Diaz is eagerly awaiting her first opportunity to train and develop a unit of Calvary Soldiers when she supports the One Station Unit Training (OSUT), this summer, in Fort Benning, GA.
“I have been drilling myself and focusing on the basics to ensure that I am fully prepared to excel during this mission.” Diaz said, “My only desire is to make myself, my unit and the US Army proud.”
Similarly, SSG Vasquez, formerly an 89B ammunition specialist responsible for the management of ammunition and explosives, decided to become a Drill Sergeant in 2018, seeking ever more challenging roles within the United States Army.
On 21 May 2019, Vasquez became one of the first females in the history of the United State Army to become a 19D Cavalry Scout Drill Sergeant when she graduated from the 19D military occupational specialty transition course class 001-19 at 1st Armor Training Battalion 154th Regiment, Camp Shelby, Mississippi.
About the transition course she says, “The first 4 days were brutal. We were introduced to over 70 tanks and helicopters that eventually we would be tested on. The second day we had a physical demands test that consisted of different activities that will challenge us as Bradley crewmen. On the third day we had a 12 mile ruck march.”
Vasquez remembers vividly why she originally joined the Army. “I remember watching a commercial when I was in 6th grade of some female Soldiers rappelling down from a helicopter. I always thought that was so cool. I told myself ‘I can do that’”.
She continued, “my role models have been bad and good leaders throughout my career. The bad ones, well I don’t ever want my Soldiers to feel or go through those horrible experiences like I did; so I know what patterns and behaviors to avoid. With the good leaders I’ve had, they’ve been tough on me, but they taught me so much along the way. They pushed me to do better and at times I hated it, however, the end result was awesome.”
Vasquez will join with her peers this summer to forge the next generation of 19D Cav Scout Soldiers at Basic Combat Training, One Station Unit Training (BCT OSUT) at Fort Benning, Georgia.
While in Alpha Troop 2/415th, 1st Brigade, 98th Division, Vasquez has often taken the lead within her unit and set high standards of excellence for her peers to emulate.
From here she has her eye on her unit’s Best Warrior Competition, NCO/Drill Sergeant of the year, Iroquois challenge, and Ranger school.
Whether influenced by leaders of their own or intrinsically motivated from an early age, these Drill Sergeants are poised to leave a legacy of their own as they train and mentor recruits into Soldiers in the coming years.
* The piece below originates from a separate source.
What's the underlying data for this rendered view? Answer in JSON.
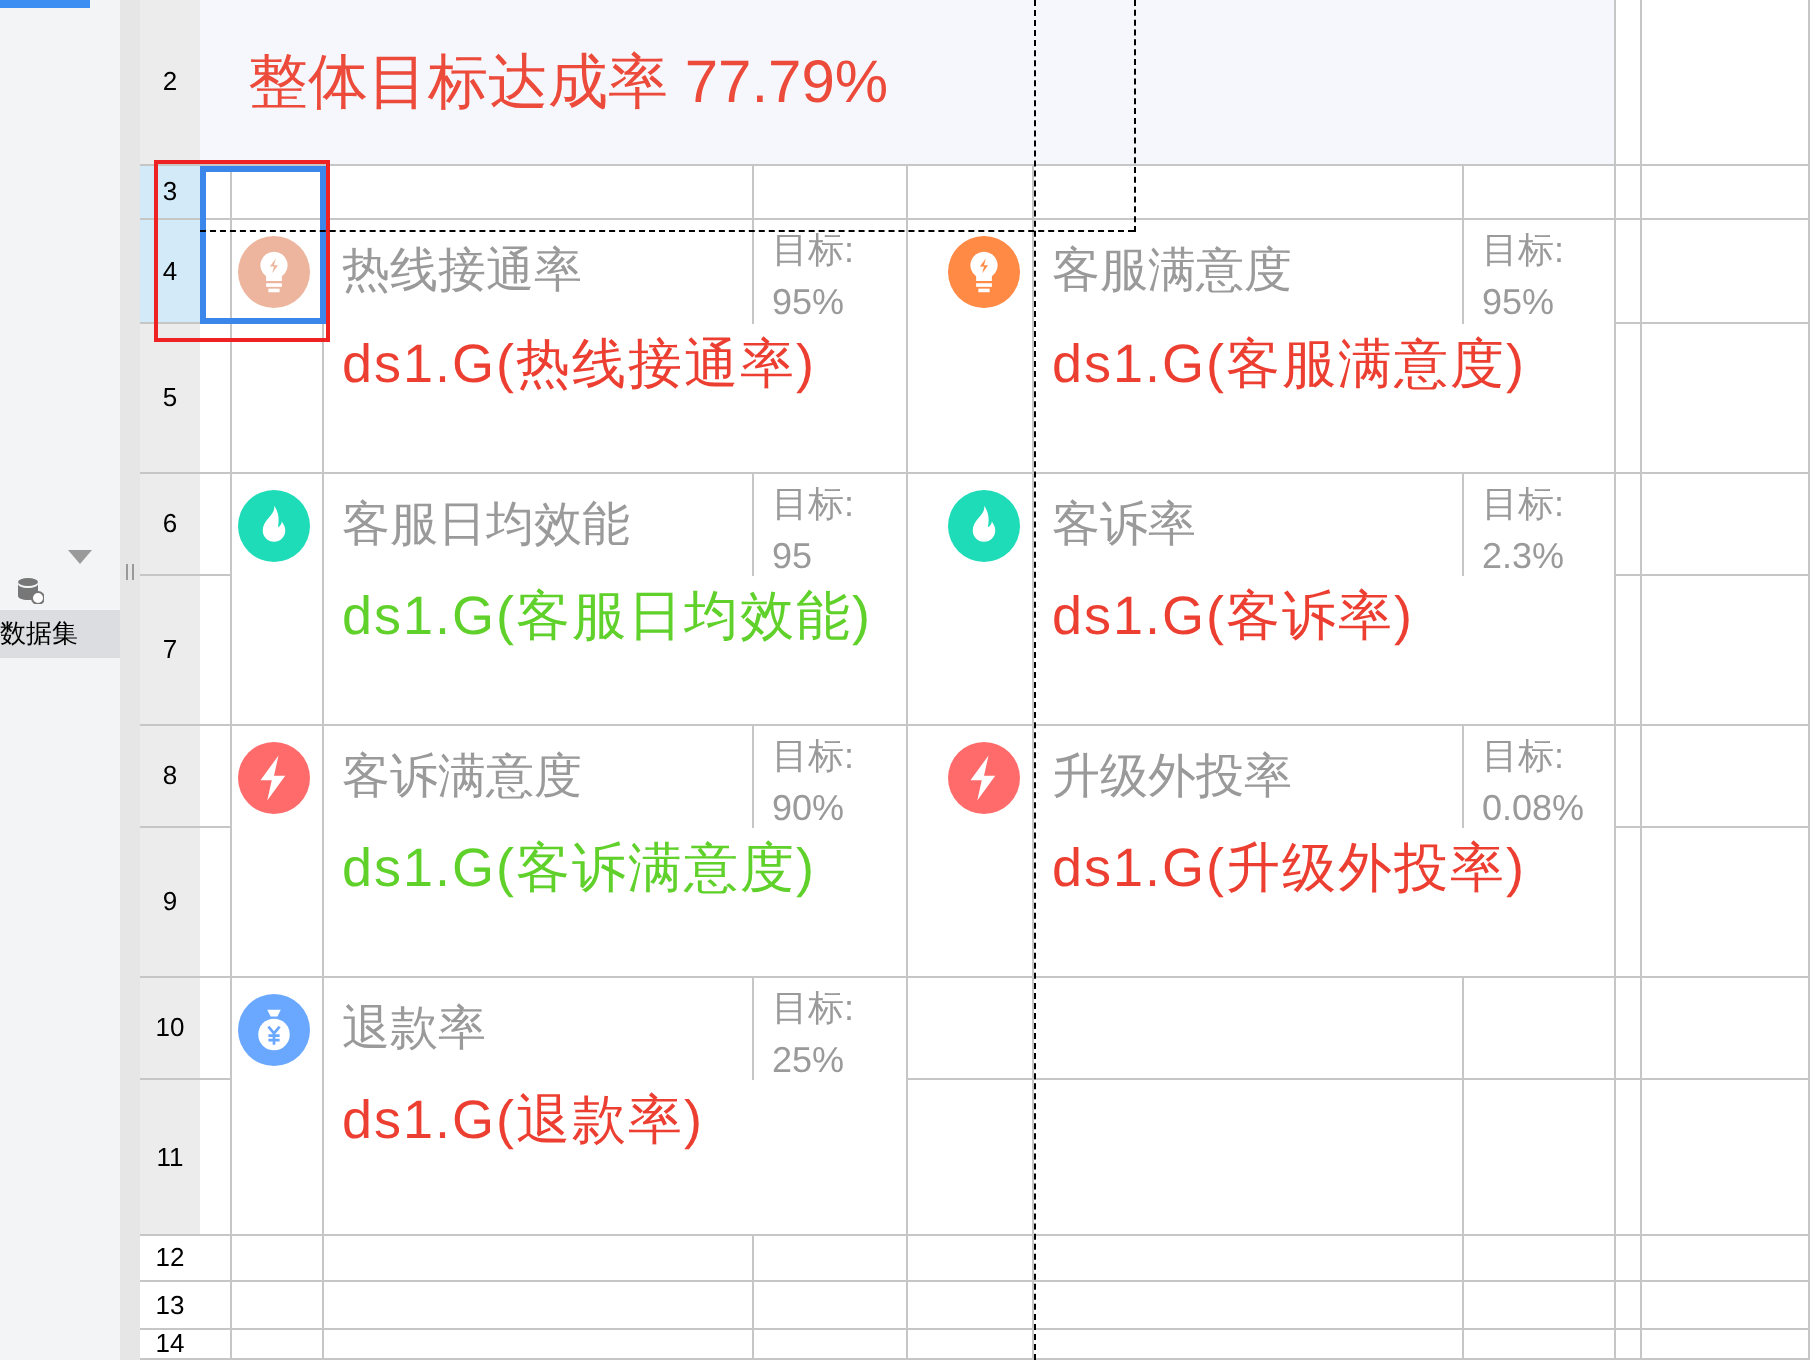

The opportunity to provide their own brand of committed leadership is spread before them and it is now up to them to make the positive impact on young Soldiers they themselves were inspired by.